I am firm believer in personal and national humility, and respect for other people and other nations. But here is the problem I see with the constant apologies to the rest of the world for America’s flaws and offenses, real or perceived, and the lack of willingness to stand up for American interests and the American value system — they set up the false perception that the United States of America is either no different than any other nation, or somehow is even worse.
Sadly, this constant beat-down of the United States — which is especially virulent in our nation’s high school and college classrooms — is having its desired effect on our citizens, many of whom have bought into this myth of moral equivalency.
No one would suggest the United States is perfect. But I categorically reject the argument that we are somehow the moral equivalent of other nations. We are not. We are a melting pot of ethnicities and faiths and backgrounds, but united around certain moral principles of self-government and liberty that are enshrined in the constitution and that have proven superior to other governing systems.
Moreover, our nation engages in more virtuous conduct than any other people. In many ways, we feed the world. In many ways, we fund the world through foreign aid and charity. We invest our blood to liberate nations, and then leave when they ask us to, and even let them criticize us as we leave. We risk our soldiers’ lives to avoid killing civilians. NO OTHER NATION acts so virtuously so often. The fact that we have occasionally violated our principles (which usually leads to arrest and prosecution of our own people), does not make us the equivalent of tyrants and terrorists.

1 Comment

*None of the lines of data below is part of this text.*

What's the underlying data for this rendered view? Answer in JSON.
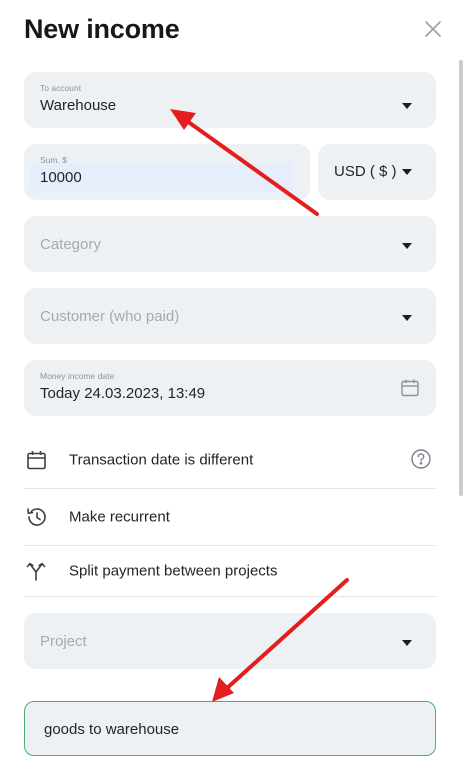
{
  "header": {
    "title": "New income",
    "close_icon": "close-icon"
  },
  "to_account": {
    "label": "To account",
    "value": "Warehouse"
  },
  "sum": {
    "label": "Sum, $",
    "value": "10000"
  },
  "currency": {
    "value": "USD ( $ )"
  },
  "category": {
    "placeholder": "Category"
  },
  "customer": {
    "placeholder": "Customer (who paid)"
  },
  "income_date": {
    "label": "Money income date",
    "value": "Today 24.03.2023, 13:49"
  },
  "options": {
    "transaction_date": {
      "label": "Transaction date is different",
      "icon": "calendar-icon",
      "help_icon": "help-icon"
    },
    "recurrent": {
      "label": "Make recurrent",
      "icon": "history-icon"
    },
    "split": {
      "label": "Split payment between projects",
      "icon": "split-icon"
    }
  },
  "project": {
    "placeholder": "Project"
  },
  "comment": {
    "value": "goods to warehouse"
  },
  "colors": {
    "field_bg": "#edf1f3",
    "accent_green": "#4fae74",
    "arrow_red": "#e41e1e",
    "sum_highlight": "#e6eefb"
  }
}
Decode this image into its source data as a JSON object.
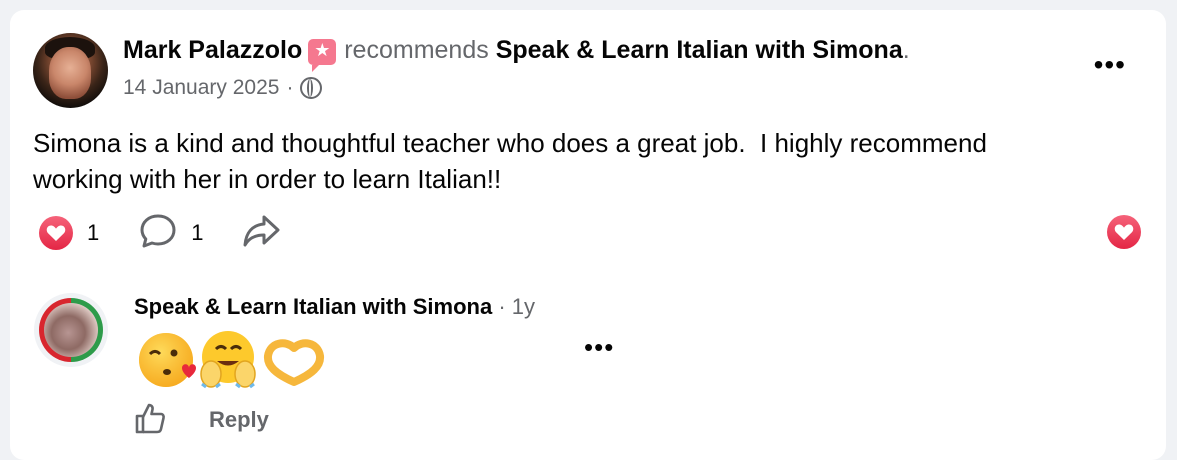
{
  "post": {
    "author": "Mark Palazzolo",
    "verb": "recommends",
    "page": "Speak & Learn Italian with Simona",
    "period": ".",
    "date": "14 January 2025",
    "separator": "·",
    "audience_icon": "globe-icon",
    "text": "Simona is a kind and thoughtful teacher who does a great job.  I highly recommend\nworking with her in order to learn Italian!!",
    "more_icon": "more-horizontal-icon",
    "recommend_badge_color": "#f5788f"
  },
  "actions": {
    "reaction_count": "1",
    "comment_count": "1",
    "reaction_icon": "heart-reaction-icon",
    "comment_icon": "comment-bubble-icon",
    "share_icon": "share-arrow-icon",
    "heart_color": "#e42645"
  },
  "comment": {
    "author": "Speak & Learn Italian with Simona",
    "separator": "·",
    "time": "1y",
    "emojis": [
      "face-blowing-kiss-emoji",
      "smiling-face-with-open-hands-emoji",
      "heart-hands-emoji"
    ],
    "more_icon": "more-horizontal-icon",
    "like_icon": "thumbs-up-icon",
    "reply_label": "Reply"
  }
}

  1. Hey Len:
    Great to see you and Tracy on Facebook. And it’s great to see you, as ever, fighting the good fight.
    Reaffirming American Exceptionalism is something all conservatives should do more often. Let those who believe that we are just another nation defend that position, instead of advancing it through subterfuge, indoctrination, and misdirection.
    I would suggest that the implication of American exceptionalism is that organizations like the United Nations are flatly incapable of serving their own stated goals. Mark Steyn recently wrote a piece, “Dog Feces Ice Cream,” that I though you might enjoy. Don’t have a link, but you can find it at National Review Online or
    Best to you and yours.
    Bob Heiler


Submit a Comment

Your email address will not be published. Required fields are marked *

You may use these HTML tags and attributes: <a href="" title=""> <abbr title=""> <acronym title=""> <b> <blockquote cite=""> <cite> <code> <del datetime=""> <em> <i> <q cite=""> <s> <strike> <strong>